Joint Hebrew University and Haifa University research finds materials such as arsenic added to mainly copper primitive ‘cash,’ apparently to make it look like silver

When the Israelites arrived from Egypt in the Land of Israel some 3,000 years ago, according to the biblical account, they may have been exposed to — or even been at the forefront of — one of the earliest examples of financial fraud in the form of forged primitive currency, new combined research from the University of Haifa and Hebrew University has found.

According to a paper set to be published in the highly regarded Journal of Archaeological Science, several caches of primitive currency found in the southern Levant from 1200 to 950 BCE — the period in which some believe the Israelites arrived in the area — exhibit small quantities of silver, high quantities of copper, and significant amounts of other materials that may have been specifically added to make them look like silver.

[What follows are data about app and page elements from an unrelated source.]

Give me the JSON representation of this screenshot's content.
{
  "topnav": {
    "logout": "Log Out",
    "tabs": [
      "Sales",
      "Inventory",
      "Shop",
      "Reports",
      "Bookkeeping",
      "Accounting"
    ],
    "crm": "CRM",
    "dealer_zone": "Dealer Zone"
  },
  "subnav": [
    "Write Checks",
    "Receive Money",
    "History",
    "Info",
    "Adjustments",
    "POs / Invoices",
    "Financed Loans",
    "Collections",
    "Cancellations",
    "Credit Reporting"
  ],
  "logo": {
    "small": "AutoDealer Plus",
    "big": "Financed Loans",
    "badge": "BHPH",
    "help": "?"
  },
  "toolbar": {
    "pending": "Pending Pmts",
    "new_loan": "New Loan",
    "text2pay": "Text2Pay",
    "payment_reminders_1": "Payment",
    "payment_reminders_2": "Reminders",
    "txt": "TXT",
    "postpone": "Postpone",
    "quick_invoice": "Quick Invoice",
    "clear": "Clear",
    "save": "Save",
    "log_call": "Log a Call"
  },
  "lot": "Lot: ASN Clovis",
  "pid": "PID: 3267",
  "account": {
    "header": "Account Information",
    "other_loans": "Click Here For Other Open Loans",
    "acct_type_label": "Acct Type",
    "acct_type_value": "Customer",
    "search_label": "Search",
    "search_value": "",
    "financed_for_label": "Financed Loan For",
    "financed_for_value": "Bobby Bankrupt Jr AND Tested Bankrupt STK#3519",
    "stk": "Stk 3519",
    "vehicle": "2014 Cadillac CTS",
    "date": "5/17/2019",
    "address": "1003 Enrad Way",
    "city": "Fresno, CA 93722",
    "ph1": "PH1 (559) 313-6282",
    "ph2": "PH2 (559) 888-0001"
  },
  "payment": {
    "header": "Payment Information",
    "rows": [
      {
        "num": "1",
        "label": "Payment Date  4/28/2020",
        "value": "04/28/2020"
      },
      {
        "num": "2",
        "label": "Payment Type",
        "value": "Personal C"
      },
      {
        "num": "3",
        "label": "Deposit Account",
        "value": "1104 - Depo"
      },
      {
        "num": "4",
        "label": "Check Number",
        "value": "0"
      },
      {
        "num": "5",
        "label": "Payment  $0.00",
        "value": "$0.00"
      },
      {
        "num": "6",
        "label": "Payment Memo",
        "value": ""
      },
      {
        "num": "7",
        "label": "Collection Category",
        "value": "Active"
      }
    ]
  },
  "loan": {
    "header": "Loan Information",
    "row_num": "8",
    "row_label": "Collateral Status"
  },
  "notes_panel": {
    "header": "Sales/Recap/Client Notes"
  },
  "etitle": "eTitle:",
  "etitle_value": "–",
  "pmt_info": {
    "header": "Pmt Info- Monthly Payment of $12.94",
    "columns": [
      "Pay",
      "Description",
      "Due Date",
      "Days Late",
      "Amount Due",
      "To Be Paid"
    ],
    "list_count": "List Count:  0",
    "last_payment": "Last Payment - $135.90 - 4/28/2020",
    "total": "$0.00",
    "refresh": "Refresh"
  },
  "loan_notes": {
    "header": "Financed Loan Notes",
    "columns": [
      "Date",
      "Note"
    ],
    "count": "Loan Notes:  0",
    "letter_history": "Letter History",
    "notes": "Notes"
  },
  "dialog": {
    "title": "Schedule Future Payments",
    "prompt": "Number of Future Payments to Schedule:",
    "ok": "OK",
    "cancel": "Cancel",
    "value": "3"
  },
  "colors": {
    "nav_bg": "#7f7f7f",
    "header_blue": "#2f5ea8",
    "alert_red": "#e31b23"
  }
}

“Despite the small percentage of silver in the silverware, they were mixed with other substances such as arsenic that made them look silver, which reinforces the hypothesis that in at least part of the period it was a deliberate forgery,” said the researchers in a University of Haifa press release. The study was based on the doctoral work of student Tzilla Eshel.

Minted coinage came to the Levant circa the end of the 7th century BCE. Before there were coins there were proto-coins, head of the Israel Antiquities Authority Dr. Donald T.

People would take pieces of silver and weigh them on a balance — usually from broken jewelry.

“This is the way Abraham paid for the Tomb of the Patriarchs. He weighed 400 shekels. There were no coins at the time. He weighed pieces of silver,” said Ariel.

The new research looked at such silver currency fragments — which predated coins by hundreds of years — from eight caches from the period found at different locations around Israel including Beit She’an, Megiddo, and Ashkelon.